This house was built by Allan Macpherson, a leading local businessman, militia leader, magistrate and Napanee's first postmaster, in proximity to his general store on Dundas Street. Nicknamed "The Laird of Napanee," Macpherson was at the centre of most of the town's activities. He moved to Kingston in 1849 and his son Donald took over the house.
Sir John A. MacDonald, a relation of the Macpherson family, was a frequent guest at the house. The house remained in the Macpherson family until 1896. It was purchased by the Lennox and Addington Historical Society in 1962, restored and opened as a museum in 1967.
The design of this two-storey frame house is a vernacular Georgian form with neoclassical features. It has clapboard cladding and a side gable roof with two brick-end chimneys. Its typically Georgian-style symmetrical front and rear elevations are divided into five bays with an entranceway and two flanking windows. The plan is arranged around a central hall, also typical of Georgian design. Exterior distinguishing features include: an imposing neoclassical front and rear entranceway with wide rectangular transoms with a fan-like motif in glazing bars; half sidelights with interlacing glazing bars; wide six-panel doors and pilasters with decorative moulding; matching neoclassical venetian windows over the front and rear doors; cornice returns with multiple mouldings and return eaves; beaded corner boards; and simple window frames with plain dripboard cornices and a 12-over-12 window sash. A one-and-a-half-storey kitchen wing with dormers was added on the east side in the 1830s. The house is located in a park-like riverside setting on the banks of the Napanee River.

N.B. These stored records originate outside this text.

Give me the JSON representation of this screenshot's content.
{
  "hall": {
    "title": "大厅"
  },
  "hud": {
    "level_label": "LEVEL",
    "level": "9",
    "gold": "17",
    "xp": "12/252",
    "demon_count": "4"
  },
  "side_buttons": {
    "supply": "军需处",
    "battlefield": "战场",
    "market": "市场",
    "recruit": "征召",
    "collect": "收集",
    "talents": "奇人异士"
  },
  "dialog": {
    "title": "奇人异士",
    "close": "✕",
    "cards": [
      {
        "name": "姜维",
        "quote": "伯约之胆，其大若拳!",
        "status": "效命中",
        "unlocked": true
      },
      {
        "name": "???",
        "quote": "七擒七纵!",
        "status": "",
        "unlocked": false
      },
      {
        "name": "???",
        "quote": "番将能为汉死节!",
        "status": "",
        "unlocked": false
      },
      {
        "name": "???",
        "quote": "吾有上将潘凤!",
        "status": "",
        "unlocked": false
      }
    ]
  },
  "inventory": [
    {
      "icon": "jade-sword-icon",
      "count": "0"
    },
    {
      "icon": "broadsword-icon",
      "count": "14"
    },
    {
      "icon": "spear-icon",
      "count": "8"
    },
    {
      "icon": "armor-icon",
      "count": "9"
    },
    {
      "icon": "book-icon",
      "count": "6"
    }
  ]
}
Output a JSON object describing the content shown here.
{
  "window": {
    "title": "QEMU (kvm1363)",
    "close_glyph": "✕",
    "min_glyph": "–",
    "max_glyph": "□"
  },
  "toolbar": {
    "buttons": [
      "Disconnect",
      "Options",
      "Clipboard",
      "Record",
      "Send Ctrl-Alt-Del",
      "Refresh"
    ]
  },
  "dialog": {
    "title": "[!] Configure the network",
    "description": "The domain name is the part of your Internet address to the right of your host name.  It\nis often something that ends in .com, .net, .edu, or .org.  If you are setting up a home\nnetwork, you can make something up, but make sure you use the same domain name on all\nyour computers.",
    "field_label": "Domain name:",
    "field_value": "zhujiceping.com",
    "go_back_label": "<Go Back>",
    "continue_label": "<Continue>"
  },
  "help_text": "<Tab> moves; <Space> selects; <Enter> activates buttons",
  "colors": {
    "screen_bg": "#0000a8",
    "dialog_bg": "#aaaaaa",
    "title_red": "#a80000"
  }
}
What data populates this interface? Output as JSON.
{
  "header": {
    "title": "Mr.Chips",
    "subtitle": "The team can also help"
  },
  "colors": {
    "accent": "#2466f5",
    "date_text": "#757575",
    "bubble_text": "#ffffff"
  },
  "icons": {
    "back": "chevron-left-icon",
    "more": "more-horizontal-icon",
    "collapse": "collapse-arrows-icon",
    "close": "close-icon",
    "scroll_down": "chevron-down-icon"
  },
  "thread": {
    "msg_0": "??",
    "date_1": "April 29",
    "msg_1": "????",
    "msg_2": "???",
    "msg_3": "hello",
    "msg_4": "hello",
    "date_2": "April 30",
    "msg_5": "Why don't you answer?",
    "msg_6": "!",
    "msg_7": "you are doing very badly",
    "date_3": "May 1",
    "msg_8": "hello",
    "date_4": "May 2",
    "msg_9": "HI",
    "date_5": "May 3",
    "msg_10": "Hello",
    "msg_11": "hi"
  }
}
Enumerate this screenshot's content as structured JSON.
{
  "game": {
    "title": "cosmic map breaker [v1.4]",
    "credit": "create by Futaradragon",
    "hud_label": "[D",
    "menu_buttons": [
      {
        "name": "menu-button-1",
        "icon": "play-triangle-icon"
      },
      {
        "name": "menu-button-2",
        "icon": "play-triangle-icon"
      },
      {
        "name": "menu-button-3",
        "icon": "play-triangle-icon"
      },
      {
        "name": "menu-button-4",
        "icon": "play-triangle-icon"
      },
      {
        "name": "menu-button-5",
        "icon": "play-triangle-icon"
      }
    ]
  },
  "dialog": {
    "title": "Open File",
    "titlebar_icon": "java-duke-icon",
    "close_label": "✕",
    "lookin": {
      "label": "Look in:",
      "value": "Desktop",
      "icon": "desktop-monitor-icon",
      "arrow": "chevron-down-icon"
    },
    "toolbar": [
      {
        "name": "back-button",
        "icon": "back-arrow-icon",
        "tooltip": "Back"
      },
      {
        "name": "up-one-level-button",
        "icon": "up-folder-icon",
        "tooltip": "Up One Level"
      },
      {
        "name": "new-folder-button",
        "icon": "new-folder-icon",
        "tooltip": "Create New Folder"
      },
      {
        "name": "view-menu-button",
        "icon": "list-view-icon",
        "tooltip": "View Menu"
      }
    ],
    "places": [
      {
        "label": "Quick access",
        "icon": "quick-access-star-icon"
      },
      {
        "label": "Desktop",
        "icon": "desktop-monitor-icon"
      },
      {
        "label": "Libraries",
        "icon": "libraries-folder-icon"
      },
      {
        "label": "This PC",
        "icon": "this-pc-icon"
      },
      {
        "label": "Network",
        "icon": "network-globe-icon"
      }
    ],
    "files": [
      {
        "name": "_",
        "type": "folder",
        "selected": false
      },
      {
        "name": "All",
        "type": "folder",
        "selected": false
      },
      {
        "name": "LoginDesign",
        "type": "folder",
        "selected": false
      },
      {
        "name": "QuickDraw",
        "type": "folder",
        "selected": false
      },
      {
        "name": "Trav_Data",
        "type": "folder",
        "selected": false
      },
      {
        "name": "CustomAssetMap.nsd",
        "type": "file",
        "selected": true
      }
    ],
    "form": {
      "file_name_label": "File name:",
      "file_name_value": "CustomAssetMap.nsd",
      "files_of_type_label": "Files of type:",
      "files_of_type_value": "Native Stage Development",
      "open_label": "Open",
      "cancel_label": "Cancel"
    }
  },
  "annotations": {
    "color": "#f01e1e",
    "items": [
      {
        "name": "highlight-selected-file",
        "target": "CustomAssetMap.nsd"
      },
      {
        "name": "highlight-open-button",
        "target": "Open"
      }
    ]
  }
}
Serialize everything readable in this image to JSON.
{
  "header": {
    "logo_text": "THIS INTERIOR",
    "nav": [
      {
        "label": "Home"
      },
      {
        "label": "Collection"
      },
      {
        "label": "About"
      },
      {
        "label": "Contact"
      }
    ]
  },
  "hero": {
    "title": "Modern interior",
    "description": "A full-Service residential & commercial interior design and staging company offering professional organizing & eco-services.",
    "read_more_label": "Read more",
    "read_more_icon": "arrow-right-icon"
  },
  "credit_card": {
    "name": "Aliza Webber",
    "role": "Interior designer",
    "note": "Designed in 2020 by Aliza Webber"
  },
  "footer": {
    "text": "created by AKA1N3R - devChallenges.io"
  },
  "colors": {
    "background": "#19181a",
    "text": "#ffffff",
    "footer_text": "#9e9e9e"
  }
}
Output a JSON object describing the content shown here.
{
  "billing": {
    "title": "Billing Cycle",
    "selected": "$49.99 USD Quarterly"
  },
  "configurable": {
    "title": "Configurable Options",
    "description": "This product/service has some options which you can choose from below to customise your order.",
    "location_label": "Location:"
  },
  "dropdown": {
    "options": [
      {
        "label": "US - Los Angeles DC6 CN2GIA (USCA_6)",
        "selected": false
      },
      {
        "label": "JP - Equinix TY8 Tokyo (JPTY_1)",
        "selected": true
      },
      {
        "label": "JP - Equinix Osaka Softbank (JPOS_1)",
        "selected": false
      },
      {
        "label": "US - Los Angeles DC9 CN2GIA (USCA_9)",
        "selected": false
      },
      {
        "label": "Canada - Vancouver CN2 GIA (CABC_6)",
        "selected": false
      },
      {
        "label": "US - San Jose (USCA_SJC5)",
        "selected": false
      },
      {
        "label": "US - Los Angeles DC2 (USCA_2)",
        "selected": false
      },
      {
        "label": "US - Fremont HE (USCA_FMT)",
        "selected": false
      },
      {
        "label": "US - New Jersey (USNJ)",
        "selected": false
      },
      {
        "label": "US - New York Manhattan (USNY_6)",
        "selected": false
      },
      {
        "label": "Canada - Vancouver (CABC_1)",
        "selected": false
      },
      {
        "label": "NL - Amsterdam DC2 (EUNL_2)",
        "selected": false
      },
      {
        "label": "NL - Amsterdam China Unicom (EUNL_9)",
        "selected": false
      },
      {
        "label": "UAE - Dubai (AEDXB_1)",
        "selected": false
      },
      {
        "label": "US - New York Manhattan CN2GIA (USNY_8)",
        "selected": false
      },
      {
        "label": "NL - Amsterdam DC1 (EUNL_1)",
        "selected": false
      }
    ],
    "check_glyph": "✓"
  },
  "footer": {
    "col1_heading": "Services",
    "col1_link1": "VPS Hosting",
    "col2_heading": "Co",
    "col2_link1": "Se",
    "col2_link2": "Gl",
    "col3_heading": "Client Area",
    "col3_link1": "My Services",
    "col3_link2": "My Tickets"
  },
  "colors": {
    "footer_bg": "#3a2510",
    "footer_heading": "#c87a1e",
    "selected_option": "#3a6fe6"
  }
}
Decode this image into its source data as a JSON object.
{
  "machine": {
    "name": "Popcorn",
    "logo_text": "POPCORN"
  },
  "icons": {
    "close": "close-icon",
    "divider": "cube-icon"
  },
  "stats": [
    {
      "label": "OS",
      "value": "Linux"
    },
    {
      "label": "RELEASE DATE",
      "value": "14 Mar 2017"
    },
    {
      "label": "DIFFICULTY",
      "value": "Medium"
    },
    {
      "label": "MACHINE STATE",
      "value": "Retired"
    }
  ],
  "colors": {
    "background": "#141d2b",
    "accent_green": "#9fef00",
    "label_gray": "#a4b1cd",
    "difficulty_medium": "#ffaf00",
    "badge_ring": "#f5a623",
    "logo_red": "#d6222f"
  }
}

In 1977, the Town of Napanee designated the house under the Ontario Heritage Act and, in 1982, the Ontario Heritage Trust secured a heritage easement on the building.